Component Lifecycle

Virtual DOM

As we learned from previous examples, a component’s render method returns a tree of component specs. The React framework converts these specs into actual DOM elements (in the case of React JS) or native controls (in the case of React Native).

We also saw in previous examples that the render method is called every time the props change or the internal state is modified through the setState method. It would be very inefficient if every one of these changes resulted in the deallocation and re-allocation of a DOM element or native control. React avoids this overhead by allocating the DOM element or control the first time it appears in the component spec tree and deallocating it only when it no longer appears in the spec tree. Any other changes result in lightweight updates.

How does React know whether a component instance already exists – or whether it requires updating? It makes use of a virtual DOM, a cached instance of the component spec tree. Using simple differencing logic, it efficiently determines whether nodes within this tree need to be added, removed, or updated (when props change).


Lists of components present an interesting challenge for React’s tree diffing approach. How can the diffing algorithm efficiently detect the case where a component is moved to a new location in the list? This is done through the use of keys. A key is a string that uniquely identifies a component instance from other components in a list. A key must be specified by the render method any time a list child components of the same type are returned.

In this example, a UserInfoCard component is rendered for each user in a list. Each UserInfoCard instance is given a key based on a unique ID corresponding to each user.

render() {
    var users =, user => {
        return (
                key={ }
                user={ user }

    return (
            { users }

Mounting & Unmounting

When React encounters a component spec that has no corresponding node in the current virtual DOM, it inserts the spec into the virtual DOM. It also allocates a corresponding DOM element (in the case of React JS) or native control (in the case of React Native). This is referred to as mounting a component. Likewise, when a component instance is removed from the real DOM or native control hierarhcy, it is said to be unmounted. Certain methods, such as setState, can be called only while a component is mounted.

The React.Component base class, from which all components derive, defines several methods that are called immediately before and after a component is mounted and before a component is unmounted. Component classes can override these methods if desired. For example, if you want to set the focus to a text input box, this can be done within the componentDidMount method.

protected componentWillMount();
protected componentDidMount();
protected componentWillUnmount();


A previously-mounted component can be updated in one of two ways – through modification of its props or its state. By default, React performs a deep comparison of props and state to determine whether they have changed. Components may override this behavior to provide optimized comparison logic based on more detailed knowledge about the component.

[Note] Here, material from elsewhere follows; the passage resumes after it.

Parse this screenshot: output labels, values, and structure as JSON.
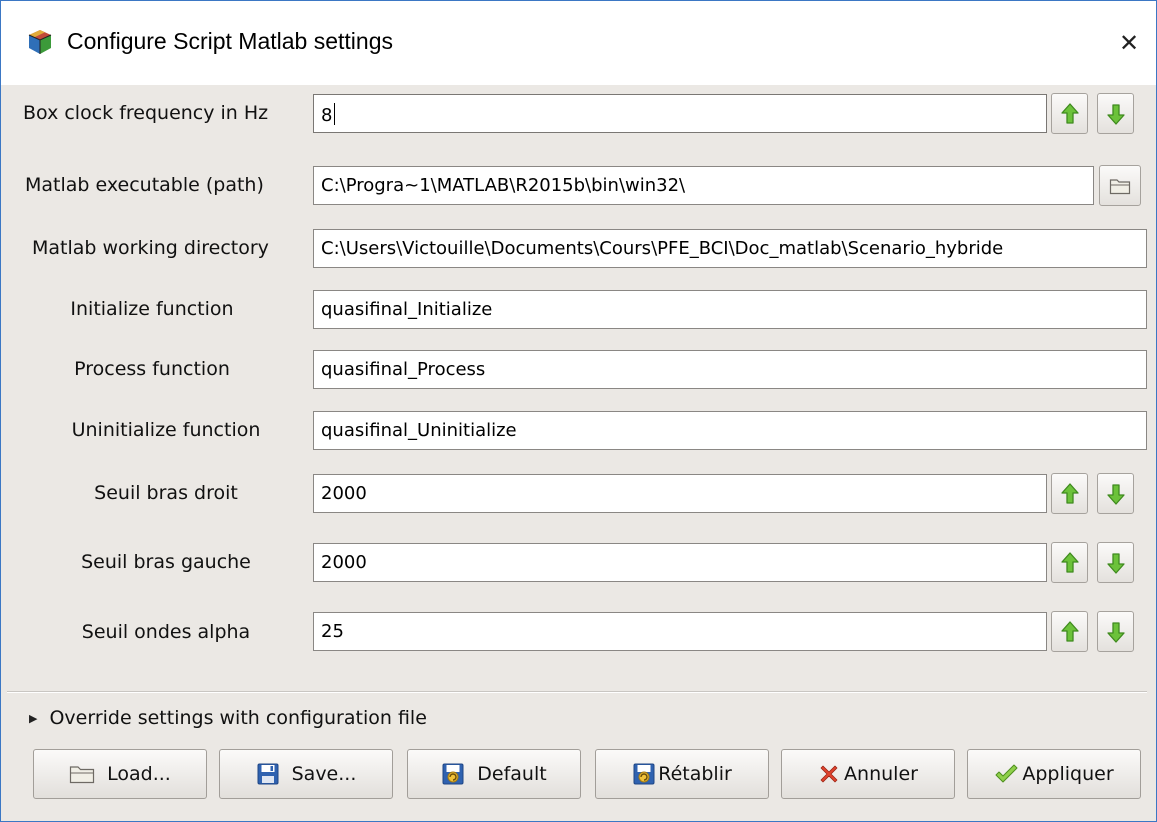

protected shouldComponentUpdate(nextProps: P, nextState: S);

Once it is determined that a component should be updated, it is informed before and after the update.

protected componentWillReceiveProps(props: P);
protected componentWillUpdate(nextProps: P, nextState: S);
protected componentDidUpdate(prevProps: P, prevState: S);